[Try it]: What is needed is a verbatim copy of each record below.

Segment Start: Recorded information

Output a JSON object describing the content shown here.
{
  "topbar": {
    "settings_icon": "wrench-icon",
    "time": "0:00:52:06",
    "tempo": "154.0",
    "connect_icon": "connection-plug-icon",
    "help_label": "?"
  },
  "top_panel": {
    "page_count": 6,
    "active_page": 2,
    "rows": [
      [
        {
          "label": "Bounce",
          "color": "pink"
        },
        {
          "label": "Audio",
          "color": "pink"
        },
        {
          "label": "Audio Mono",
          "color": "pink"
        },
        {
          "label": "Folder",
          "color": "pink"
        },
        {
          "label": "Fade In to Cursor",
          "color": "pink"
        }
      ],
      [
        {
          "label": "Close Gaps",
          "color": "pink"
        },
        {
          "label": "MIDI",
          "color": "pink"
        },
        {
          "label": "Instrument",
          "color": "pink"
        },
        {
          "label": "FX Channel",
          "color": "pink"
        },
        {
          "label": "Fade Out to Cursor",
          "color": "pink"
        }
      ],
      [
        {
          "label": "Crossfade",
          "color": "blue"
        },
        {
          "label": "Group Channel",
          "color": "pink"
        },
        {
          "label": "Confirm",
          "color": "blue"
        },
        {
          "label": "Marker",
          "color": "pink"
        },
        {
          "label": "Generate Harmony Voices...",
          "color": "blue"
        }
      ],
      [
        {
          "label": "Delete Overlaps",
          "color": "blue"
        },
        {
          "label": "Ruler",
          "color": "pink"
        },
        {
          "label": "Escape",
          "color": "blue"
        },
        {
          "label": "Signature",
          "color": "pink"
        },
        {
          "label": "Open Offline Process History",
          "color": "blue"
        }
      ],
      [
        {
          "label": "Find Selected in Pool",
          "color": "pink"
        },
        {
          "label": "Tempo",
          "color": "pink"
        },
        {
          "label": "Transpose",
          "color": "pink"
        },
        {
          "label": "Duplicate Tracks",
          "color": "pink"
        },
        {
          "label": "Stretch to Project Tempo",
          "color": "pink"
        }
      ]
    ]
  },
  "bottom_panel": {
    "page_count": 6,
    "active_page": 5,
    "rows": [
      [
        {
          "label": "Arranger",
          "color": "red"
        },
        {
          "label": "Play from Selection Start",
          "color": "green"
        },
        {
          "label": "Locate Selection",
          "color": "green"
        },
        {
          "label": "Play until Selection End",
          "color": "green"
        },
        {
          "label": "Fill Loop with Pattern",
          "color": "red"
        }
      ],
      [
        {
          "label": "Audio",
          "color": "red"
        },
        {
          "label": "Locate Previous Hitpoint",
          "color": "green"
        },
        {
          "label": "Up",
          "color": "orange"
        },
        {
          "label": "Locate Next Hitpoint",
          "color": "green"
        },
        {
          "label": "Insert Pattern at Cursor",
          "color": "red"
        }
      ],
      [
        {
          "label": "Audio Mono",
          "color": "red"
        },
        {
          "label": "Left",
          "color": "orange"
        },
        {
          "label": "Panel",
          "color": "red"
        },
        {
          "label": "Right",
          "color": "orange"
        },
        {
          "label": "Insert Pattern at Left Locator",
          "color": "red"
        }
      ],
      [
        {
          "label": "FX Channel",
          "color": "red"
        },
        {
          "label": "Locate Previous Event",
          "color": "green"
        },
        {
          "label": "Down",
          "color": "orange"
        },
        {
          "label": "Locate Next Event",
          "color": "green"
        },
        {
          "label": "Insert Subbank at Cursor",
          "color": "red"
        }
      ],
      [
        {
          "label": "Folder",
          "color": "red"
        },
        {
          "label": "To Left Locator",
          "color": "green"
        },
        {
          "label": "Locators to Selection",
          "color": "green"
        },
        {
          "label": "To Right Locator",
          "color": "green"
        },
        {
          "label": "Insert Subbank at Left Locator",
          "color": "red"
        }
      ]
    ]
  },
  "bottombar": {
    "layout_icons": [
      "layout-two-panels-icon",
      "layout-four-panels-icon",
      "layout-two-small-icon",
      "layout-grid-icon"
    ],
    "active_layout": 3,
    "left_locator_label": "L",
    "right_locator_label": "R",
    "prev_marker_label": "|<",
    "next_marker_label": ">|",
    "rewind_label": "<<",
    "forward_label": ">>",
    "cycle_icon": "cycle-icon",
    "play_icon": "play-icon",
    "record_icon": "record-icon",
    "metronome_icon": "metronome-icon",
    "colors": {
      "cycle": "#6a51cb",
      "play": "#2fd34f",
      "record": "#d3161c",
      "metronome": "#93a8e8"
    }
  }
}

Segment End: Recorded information

[Result for this task]:
Output a JSON object describing the content shown here.
{
  "topbar": {
    "settings_icon": "wrench-icon",
    "time": "0:00:52:06",
    "tempo": "154.0",
    "connect_icon": "connection-plug-icon",
    "help_label": "?"
  },
  "top_panel": {
    "page_count": 6,
    "active_page": 2,
    "rows": [
      [
        {
          "label": "Bounce",
          "color": "pink"
        },
        {
          "label": "Audio",
          "color": "pink"
        },
        {
          "label": "Audio Mono",
          "color": "pink"
        },
        {
          "label": "Folder",
          "color": "pink"
        },
        {
          "label": "Fade In to Cursor",
          "color": "pink"
        }
      ],
      [
        {
          "label": "Close Gaps",
          "color": "pink"
        },
        {
          "label": "MIDI",
          "color": "pink"
        },
        {
          "label": "Instrument",
          "color": "pink"
        },
        {
          "label": "FX Channel",
          "color": "pink"
        },
        {
          "label": "Fade Out to Cursor",
          "color": "pink"
        }
      ],
      [
        {
          "label": "Crossfade",
          "color": "blue"
        },
        {
          "label": "Group Channel",
          "color": "pink"
        },
        {
          "label": "Confirm",
          "color": "blue"
        },
        {
          "label": "Marker",
          "color": "pink"
        },
        {
          "label": "Generate Harmony Voices...",
          "color": "blue"
        }
      ],
      [
        {
          "label": "Delete Overlaps",
          "color": "blue"
        },
        {
          "label": "Ruler",
          "color": "pink"
        },
        {
          "label": "Escape",
          "color": "blue"
        },
        {
          "label": "Signature",
          "color": "pink"
        },
        {
          "label": "Open Offline Process History",
          "color": "blue"
        }
      ],
      [
        {
          "label": "Find Selected in Pool",
          "color": "pink"
        },
        {
          "label": "Tempo",
          "color": "pink"
        },
        {
          "label": "Transpose",
          "color": "pink"
        },
        {
          "label": "Duplicate Tracks",
          "color": "pink"
        },
        {
          "label": "Stretch to Project Tempo",
          "color": "pink"
        }
      ]
    ]
  },
  "bottom_panel": {
    "page_count": 6,
    "active_page": 5,
    "rows": [
      [
        {
          "label": "Arranger",
          "color": "red"
        },
        {
          "label": "Play from Selection Start",
          "color": "green"
        },
        {
          "label": "Locate Selection",
          "color": "green"
        },
        {
          "label": "Play until Selection End",
          "color": "green"
        },
        {
          "label": "Fill Loop with Pattern",
          "color": "red"
        }
      ],
      [
        {
          "label": "Audio",
          "color": "red"
        },
        {
          "label": "Locate Previous Hitpoint",
          "color": "green"
        },
        {
          "label": "Up",
          "color": "orange"
        },
        {
          "label": "Locate Next Hitpoint",
          "color": "green"
        },
        {
          "label": "Insert Pattern at Cursor",
          "color": "red"
        }
      ],
      [
        {
          "label": "Audio Mono",
          "color": "red"
        },
        {
          "label": "Left",
          "color": "orange"
        },
        {
          "label": "Panel",
          "color": "red"
        },
        {
          "label": "Right",
          "color": "orange"
        },
        {
          "label": "Insert Pattern at Left Locator",
          "color": "red"
        }
      ],
      [
        {
          "label": "FX Channel",
          "color": "red"
        },
        {
          "label": "Locate Previous Event",
          "color": "green"
        },
        {
          "label": "Down",
          "color": "orange"
        },
        {
          "label": "Locate Next Event",
          "color": "green"
        },
        {
          "label": "Insert Subbank at Cursor",
          "color": "red"
        }
      ],
      [
        {
          "label": "Folder",
          "color": "red"
        },
        {
          "label": "To Left Locator",
          "color": "green"
        },
        {
          "label": "Locators to Selection",
          "color": "green"
        },
        {
          "label": "To Right Locator",
          "color": "green"
        },
        {
          "label": "Insert Subbank at Left Locator",
          "color": "red"
        }
      ]
    ]
  },
  "bottombar": {
    "layout_icons": [
      "layout-two-panels-icon",
      "layout-four-panels-icon",
      "layout-two-small-icon",
      "layout-grid-icon"
    ],
    "active_layout": 3,
    "left_locator_label": "L",
    "right_locator_label": "R",
    "prev_marker_label": "|<",
    "next_marker_label": ">|",
    "rewind_label": "<<",
    "forward_label": ">>",
    "cycle_icon": "cycle-icon",
    "play_icon": "play-icon",
    "record_icon": "record-icon",
    "metronome_icon": "metronome-icon",
    "colors": {
      "cycle": "#6a51cb",
      "play": "#2fd34f",
      "record": "#d3161c",
      "metronome": "#93a8e8"
    }
  }
}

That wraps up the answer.